Features 2.0 Stereo and 4.0 multichannel surround sound | Mastered by Steve Hoffman | Audio Fidelity # AFZ5 202

Finally, after almost half a decade of serious dues-paying, Earth, Wind & Fire took off commercially with its fifth album, Open Our Eyes. EWF had been delivering great albums since 1971, but it wasn’t until 1974 that the public proved genuinely receptive to Maurice White’s mystical and unorthodox take on soul and funk. No longer would EWF enjoy only a small cult following. Thanks to treasures like “Kalimba Song,” the gritty funk smoker “Mighty Mighty,” and the unforgettable “Devotion,” Open Our Eyes became EWF’s first gold album and went to the top of the R&B charts. It’s also interesting to note that with this album, singer Jessica Cleaves was gone, resulting in the first time EWF had an all-male lineup. (more…)

Isaac Hayes – Hot Buttered Soul (1969) [MFSL 2003]
PS3 Rip | SACD ISO | DSD64 2.0 > 1-bit/2.8224 MHz | 45:37 minutes | Scans included | 1,84 GB
or FLAC(converted with foobar2000 to tracks) 24bit/88,2 kHz | Scans included | 990 MB
Mobile Fidelity Sound Lab # UDSACD 2005

Released at the tail end of the ’60s, Hot Buttered Soul set the precedent for how soul would evolve in the early ’70s, simultaneously establishing Isaac Hayes and the Bar-Kays as major forces within black music. Though not quite as definitive as Black Moses or as well-known as Shaft, Hot Buttered Soul remains an undeniably seminal record; it stretched its songs far beyond the traditional three-to-four-minute industry norm, featured long instrumental stretches where the Bar-Kays stole the spotlight, and it introduced a new, iconic persona for soul with Hayes’ tough yet sensual image. With the release of this album, Motown suddenly seemed manufactured and James Brown a bit too theatrical. Surprising many, the album features only four songs. The first, “Walk on By,” is an epic 12-minute moment of true perfection, its trademark string-laden intro just dripping with syrupy sentiment, and the thumping mid-tempo drum beat and accompanying bassline instilling a complementary sense of nasty funk to the song; if that isn’t enough to make it an amazing song, Hayes’ almost painful performance brings yet more feeling to the song, with the guitar’s heavy vibrato and the female background singers taking the song to even further heights.

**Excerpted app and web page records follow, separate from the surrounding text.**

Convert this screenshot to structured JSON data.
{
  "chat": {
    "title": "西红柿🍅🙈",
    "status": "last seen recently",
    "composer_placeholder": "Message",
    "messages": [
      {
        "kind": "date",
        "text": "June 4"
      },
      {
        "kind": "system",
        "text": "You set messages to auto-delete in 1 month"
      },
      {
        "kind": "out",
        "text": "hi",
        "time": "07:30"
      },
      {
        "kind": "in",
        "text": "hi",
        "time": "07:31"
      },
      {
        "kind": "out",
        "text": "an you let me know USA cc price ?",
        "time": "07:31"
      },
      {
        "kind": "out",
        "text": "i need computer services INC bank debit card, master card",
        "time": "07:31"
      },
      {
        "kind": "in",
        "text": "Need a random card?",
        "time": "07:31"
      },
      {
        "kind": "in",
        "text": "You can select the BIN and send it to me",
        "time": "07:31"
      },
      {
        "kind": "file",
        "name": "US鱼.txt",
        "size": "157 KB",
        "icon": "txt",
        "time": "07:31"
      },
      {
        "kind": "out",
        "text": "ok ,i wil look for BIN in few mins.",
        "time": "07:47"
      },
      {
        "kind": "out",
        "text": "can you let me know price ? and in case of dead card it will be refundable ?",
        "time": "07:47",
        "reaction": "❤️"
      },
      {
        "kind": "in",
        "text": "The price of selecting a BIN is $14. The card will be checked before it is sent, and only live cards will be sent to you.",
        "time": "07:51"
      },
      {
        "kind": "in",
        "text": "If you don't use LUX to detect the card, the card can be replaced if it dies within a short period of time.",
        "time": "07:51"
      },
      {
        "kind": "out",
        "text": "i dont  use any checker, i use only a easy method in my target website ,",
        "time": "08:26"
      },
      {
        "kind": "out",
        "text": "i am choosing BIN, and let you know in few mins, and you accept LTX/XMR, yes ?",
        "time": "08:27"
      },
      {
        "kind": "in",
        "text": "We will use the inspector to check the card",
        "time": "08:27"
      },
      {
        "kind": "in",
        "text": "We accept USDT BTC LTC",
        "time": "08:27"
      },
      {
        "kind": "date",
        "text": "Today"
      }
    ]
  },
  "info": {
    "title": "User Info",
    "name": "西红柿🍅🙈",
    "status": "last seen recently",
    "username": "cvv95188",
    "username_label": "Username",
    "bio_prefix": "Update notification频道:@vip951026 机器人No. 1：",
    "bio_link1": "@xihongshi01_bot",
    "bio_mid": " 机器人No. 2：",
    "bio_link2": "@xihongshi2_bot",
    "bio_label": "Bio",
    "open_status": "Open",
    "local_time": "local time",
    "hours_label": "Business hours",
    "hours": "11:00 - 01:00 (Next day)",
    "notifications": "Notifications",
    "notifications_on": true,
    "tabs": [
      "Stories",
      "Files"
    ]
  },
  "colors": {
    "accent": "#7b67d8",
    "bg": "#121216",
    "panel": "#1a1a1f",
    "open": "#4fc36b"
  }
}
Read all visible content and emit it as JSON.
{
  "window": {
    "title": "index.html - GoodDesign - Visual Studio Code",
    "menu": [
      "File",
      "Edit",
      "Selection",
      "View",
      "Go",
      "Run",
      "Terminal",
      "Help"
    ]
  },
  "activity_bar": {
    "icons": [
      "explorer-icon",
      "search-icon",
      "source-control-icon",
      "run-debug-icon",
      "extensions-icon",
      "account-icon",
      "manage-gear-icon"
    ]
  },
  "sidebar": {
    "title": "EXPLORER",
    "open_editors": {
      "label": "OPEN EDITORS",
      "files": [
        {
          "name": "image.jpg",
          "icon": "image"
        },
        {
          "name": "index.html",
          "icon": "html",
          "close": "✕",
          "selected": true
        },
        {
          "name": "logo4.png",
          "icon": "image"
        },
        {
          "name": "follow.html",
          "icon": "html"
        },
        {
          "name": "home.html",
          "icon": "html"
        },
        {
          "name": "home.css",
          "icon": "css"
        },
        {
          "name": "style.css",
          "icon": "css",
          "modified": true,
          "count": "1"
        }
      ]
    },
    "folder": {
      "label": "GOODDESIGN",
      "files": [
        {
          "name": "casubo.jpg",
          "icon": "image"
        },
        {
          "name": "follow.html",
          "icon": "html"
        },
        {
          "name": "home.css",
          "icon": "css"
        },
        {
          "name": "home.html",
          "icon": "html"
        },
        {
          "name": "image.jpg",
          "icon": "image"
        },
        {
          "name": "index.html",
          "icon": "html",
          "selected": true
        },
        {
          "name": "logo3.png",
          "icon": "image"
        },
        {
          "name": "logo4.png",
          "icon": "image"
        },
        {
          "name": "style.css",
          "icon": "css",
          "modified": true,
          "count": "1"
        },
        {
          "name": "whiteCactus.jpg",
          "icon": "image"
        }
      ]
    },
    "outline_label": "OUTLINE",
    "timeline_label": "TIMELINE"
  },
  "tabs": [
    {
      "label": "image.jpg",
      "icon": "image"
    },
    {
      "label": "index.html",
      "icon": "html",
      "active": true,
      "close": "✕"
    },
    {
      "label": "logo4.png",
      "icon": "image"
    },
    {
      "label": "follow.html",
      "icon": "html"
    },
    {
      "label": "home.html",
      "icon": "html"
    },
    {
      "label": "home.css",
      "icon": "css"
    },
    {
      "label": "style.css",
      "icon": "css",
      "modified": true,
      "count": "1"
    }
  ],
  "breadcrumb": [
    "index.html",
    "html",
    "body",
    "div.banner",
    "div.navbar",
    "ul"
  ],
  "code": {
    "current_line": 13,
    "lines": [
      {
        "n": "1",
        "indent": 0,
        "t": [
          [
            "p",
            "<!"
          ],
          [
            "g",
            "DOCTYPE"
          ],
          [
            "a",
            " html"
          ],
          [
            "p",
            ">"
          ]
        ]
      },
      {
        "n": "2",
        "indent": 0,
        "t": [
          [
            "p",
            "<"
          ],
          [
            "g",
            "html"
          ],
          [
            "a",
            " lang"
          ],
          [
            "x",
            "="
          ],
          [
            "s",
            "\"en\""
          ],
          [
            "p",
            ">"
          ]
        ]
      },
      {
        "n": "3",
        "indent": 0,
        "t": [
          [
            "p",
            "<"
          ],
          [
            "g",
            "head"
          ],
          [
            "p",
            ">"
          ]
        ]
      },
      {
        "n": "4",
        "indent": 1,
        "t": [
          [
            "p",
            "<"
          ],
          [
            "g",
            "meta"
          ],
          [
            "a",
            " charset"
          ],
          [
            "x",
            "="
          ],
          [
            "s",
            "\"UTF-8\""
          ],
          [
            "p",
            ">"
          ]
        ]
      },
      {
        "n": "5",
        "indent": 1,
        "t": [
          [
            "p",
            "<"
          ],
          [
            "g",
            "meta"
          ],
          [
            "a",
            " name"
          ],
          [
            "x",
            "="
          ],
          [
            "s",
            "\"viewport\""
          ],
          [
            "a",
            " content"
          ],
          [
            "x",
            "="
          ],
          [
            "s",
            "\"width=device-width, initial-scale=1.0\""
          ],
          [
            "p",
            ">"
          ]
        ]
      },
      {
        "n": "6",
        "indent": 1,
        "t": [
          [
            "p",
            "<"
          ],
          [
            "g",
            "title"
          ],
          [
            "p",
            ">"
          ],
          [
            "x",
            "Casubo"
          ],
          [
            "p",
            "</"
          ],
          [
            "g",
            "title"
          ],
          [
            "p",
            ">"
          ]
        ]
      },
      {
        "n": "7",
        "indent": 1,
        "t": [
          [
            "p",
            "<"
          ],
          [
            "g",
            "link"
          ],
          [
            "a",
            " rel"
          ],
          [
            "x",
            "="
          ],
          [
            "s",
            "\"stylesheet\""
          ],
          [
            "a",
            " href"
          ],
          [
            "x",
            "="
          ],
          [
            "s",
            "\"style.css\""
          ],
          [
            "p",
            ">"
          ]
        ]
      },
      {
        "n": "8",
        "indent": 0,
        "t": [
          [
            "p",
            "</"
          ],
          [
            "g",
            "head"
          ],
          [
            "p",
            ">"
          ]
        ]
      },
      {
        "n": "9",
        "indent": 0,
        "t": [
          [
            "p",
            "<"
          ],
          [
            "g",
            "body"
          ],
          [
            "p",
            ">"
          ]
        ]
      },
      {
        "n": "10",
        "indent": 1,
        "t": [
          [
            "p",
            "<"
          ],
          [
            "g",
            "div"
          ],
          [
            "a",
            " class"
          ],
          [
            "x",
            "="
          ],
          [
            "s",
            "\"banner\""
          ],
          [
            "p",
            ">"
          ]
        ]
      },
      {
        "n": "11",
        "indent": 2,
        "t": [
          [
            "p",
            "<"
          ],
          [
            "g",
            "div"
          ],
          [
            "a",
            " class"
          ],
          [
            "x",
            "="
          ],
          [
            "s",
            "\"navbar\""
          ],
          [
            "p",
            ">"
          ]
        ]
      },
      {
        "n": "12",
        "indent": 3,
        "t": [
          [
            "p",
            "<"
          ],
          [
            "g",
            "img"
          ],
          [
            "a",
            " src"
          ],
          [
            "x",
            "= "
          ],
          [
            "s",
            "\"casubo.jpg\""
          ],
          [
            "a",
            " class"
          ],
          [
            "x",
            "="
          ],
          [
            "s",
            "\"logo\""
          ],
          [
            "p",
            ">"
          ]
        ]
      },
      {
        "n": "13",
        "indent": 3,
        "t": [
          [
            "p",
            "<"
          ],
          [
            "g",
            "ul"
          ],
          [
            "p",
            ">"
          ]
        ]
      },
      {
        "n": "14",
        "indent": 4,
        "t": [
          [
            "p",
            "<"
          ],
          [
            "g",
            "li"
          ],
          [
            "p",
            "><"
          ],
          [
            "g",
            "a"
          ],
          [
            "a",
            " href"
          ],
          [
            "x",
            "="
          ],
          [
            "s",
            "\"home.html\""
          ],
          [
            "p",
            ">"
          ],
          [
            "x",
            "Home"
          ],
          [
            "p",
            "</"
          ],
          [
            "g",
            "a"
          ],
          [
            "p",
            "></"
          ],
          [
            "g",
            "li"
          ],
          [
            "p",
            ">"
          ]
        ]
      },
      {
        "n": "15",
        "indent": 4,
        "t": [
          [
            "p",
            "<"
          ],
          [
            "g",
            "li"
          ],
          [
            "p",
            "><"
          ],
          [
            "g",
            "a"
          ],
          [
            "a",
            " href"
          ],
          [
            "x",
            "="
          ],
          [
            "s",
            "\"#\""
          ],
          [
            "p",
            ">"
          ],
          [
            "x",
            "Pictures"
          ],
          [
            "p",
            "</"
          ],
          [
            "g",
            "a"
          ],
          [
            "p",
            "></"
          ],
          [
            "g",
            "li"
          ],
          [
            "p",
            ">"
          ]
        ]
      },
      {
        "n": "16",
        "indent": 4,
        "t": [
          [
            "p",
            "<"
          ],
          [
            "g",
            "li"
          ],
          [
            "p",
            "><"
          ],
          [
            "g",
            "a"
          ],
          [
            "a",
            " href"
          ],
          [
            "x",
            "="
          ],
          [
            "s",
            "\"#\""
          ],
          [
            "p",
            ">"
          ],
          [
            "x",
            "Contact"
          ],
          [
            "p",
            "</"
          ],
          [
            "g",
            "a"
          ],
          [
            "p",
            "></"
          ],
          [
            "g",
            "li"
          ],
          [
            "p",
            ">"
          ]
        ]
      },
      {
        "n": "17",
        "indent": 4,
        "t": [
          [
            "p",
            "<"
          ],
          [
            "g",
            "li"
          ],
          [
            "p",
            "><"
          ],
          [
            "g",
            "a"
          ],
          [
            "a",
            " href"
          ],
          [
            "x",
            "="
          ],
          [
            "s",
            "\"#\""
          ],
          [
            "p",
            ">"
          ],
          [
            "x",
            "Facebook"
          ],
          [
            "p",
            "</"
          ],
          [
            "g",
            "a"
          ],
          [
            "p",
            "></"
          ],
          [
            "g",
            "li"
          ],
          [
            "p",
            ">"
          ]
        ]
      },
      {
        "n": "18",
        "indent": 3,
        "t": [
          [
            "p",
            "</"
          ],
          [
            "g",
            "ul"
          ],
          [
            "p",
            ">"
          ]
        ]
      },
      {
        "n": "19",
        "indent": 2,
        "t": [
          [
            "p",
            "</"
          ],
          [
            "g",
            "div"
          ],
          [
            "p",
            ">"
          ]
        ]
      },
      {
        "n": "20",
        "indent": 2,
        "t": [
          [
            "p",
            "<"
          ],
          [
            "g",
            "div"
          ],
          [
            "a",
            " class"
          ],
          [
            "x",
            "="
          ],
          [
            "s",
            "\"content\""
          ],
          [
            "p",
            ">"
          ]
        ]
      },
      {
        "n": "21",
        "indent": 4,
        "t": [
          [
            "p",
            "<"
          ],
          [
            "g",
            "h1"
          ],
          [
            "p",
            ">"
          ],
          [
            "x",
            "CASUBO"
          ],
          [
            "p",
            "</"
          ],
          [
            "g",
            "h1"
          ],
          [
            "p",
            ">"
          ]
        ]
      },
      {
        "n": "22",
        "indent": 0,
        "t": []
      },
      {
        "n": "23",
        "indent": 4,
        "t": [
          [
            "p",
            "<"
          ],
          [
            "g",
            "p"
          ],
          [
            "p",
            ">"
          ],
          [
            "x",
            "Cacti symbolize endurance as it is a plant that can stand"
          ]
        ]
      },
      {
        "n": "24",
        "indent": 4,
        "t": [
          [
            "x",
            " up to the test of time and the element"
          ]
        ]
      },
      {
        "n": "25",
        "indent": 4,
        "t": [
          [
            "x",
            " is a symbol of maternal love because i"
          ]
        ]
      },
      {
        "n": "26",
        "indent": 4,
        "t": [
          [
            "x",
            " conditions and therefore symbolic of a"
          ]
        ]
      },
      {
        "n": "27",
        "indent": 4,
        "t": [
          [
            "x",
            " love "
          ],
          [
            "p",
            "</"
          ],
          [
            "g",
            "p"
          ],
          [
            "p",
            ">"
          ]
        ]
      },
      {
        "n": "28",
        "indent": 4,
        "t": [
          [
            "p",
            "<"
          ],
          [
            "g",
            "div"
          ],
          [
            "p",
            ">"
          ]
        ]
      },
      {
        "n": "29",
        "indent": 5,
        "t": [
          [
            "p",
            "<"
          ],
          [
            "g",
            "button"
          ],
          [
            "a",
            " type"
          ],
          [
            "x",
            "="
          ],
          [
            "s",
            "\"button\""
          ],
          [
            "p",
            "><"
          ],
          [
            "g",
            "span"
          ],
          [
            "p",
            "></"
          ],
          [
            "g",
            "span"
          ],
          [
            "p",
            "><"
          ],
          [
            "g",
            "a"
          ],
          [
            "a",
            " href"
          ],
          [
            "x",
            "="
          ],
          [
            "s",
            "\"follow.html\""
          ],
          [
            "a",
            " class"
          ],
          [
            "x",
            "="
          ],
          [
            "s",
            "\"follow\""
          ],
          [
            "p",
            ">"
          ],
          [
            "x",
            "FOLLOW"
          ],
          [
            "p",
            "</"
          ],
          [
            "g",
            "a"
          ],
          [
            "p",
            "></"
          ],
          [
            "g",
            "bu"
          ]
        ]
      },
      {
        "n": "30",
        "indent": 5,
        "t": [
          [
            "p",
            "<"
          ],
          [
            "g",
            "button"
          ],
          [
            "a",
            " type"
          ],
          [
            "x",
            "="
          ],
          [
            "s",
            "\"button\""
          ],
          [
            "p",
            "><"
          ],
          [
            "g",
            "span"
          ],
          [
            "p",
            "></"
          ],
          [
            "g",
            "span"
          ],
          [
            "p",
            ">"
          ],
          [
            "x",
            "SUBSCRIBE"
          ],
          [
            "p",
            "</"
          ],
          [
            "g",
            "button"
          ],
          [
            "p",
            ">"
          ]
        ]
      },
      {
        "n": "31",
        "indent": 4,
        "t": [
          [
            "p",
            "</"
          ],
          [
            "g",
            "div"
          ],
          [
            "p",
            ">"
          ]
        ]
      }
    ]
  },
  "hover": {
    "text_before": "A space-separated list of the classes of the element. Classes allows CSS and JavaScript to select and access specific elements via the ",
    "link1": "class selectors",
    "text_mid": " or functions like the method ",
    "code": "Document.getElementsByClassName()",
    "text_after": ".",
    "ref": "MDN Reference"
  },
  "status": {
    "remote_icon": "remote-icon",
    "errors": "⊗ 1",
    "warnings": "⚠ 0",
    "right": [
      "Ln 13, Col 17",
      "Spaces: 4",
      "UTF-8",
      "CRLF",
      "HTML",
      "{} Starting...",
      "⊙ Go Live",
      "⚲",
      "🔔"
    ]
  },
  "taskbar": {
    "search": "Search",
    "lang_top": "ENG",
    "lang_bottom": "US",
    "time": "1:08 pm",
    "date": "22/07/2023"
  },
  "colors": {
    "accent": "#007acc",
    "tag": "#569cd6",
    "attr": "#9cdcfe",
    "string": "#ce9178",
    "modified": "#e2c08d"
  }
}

The following three songs aren’t quite as stunning but are still no doubt impressive: “Hyperbolicsyllabicsequedalymistic” trades in sappy sentiment for straight-ahead funk, highlighted by a stomping piano halfway through the song; “One Woman” is the least epic moment, clocking in at only five minutes, but stands as a straightforward, well-executed love ballad; and finally, there’s the infamous 18-minute “By the Time I Get to Phoenix” and its lengthy monologue which slowly eases you toward the climactic, almost-orchestral finale, a beautiful way to end one of soul’s timeless, landmark albums, the album that transformed Hayes into a lifelong icon. (more…)